====== EXERCISE DATA ======

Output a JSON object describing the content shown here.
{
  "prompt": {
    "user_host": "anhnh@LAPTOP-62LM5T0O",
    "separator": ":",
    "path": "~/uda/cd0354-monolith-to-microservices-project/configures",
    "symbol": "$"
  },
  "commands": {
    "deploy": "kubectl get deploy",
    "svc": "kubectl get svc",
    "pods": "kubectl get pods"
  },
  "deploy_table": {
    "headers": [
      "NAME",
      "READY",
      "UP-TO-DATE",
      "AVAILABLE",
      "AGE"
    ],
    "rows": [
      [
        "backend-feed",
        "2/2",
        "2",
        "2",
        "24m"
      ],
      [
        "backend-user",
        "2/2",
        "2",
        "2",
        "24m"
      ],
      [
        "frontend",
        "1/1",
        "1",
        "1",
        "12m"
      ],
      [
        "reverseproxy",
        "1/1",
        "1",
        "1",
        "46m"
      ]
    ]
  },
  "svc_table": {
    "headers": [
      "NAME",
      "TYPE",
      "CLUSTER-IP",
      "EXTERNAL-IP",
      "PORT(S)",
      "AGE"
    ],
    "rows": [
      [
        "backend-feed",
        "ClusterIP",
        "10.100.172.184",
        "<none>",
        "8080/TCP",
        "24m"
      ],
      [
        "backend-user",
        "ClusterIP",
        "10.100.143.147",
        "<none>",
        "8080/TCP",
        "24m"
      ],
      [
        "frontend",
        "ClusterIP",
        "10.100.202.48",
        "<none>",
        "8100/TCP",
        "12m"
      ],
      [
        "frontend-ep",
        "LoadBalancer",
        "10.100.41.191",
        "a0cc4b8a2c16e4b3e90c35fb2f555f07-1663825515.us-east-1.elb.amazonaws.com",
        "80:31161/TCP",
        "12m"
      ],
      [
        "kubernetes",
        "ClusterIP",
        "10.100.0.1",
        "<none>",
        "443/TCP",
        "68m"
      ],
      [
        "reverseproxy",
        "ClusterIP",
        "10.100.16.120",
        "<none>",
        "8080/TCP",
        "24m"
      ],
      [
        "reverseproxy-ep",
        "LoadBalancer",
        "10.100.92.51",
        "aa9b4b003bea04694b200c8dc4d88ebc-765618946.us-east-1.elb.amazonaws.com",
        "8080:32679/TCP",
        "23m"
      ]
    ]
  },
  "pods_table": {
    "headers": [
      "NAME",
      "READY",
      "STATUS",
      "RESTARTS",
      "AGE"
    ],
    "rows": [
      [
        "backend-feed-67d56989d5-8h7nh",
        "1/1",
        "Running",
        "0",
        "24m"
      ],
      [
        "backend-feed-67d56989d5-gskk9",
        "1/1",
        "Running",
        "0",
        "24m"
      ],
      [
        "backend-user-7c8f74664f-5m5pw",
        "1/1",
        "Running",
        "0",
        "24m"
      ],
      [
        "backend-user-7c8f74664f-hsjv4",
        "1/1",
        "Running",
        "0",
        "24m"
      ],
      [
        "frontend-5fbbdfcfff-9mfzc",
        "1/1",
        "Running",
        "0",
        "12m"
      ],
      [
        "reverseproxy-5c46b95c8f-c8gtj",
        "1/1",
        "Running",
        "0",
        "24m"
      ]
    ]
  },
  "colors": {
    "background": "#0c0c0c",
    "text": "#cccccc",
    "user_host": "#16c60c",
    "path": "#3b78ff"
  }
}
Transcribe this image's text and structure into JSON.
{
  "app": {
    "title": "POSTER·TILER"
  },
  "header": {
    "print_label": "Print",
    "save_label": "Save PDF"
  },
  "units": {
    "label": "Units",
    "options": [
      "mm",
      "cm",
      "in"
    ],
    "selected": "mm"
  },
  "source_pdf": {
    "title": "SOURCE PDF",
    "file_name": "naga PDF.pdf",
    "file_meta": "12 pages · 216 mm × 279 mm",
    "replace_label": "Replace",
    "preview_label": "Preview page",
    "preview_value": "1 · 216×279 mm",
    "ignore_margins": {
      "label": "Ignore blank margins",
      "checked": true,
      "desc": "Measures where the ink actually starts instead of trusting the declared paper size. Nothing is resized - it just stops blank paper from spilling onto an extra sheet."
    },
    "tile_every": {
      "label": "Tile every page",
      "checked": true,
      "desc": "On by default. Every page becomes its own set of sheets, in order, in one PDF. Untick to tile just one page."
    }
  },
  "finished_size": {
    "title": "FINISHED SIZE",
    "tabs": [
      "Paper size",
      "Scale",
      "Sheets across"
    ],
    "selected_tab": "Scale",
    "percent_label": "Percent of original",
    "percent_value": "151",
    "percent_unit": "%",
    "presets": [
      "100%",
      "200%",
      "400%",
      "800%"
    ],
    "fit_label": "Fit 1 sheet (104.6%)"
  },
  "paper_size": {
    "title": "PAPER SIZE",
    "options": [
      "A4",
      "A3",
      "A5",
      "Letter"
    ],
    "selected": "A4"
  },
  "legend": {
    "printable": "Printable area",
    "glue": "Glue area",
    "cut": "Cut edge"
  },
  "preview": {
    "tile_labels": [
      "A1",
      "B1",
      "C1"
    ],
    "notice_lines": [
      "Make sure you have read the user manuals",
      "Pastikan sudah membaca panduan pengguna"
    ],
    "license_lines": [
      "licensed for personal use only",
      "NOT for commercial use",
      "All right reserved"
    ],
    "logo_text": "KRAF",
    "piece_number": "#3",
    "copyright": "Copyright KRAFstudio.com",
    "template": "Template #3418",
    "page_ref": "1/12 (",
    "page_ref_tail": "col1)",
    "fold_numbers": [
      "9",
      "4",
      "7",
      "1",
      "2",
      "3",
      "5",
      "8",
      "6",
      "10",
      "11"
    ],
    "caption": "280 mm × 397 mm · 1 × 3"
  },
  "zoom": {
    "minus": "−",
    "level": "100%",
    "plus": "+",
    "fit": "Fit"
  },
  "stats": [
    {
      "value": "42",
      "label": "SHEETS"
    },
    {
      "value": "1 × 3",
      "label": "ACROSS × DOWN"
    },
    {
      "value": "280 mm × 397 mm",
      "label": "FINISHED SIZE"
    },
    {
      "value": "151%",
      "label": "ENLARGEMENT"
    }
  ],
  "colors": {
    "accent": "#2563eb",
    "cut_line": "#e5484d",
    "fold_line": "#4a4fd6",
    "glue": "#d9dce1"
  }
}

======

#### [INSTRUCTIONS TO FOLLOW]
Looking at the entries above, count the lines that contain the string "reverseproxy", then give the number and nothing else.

#### [OUTPUT BELOW]
4